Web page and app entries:
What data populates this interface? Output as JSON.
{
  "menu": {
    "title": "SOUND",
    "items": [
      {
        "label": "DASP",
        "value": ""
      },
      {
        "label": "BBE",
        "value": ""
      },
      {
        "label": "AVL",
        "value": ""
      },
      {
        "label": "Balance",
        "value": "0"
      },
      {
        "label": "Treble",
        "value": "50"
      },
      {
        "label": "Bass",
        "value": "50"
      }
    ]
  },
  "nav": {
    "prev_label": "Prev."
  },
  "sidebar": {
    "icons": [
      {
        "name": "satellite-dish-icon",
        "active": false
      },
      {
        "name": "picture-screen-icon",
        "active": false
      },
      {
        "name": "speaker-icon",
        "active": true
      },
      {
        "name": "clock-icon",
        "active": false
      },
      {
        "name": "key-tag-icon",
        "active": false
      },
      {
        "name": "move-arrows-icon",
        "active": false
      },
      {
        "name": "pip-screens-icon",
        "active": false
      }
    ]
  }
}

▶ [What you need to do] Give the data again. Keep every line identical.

▶ [Exercise output]
What data populates this interface? Output as JSON.
{
  "menu": {
    "title": "SOUND",
    "items": [
      {
        "label": "DASP",
        "value": ""
      },
      {
        "label": "BBE",
        "value": ""
      },
      {
        "label": "AVL",
        "value": ""
      },
      {
        "label": "Balance",
        "value": "0"
      },
      {
        "label": "Treble",
        "value": "50"
      },
      {
        "label": "Bass",
        "value": "50"
      }
    ]
  },
  "nav": {
    "prev_label": "Prev."
  },
  "sidebar": {
    "icons": [
      {
        "name": "satellite-dish-icon",
        "active": false
      },
      {
        "name": "picture-screen-icon",
        "active": false
      },
      {
        "name": "speaker-icon",
        "active": true
      },
      {
        "name": "clock-icon",
        "active": false
      },
      {
        "name": "key-tag-icon",
        "active": false
      },
      {
        "name": "move-arrows-icon",
        "active": false
      },
      {
        "name": "pip-screens-icon",
        "active": false
      }
    ]
  }
}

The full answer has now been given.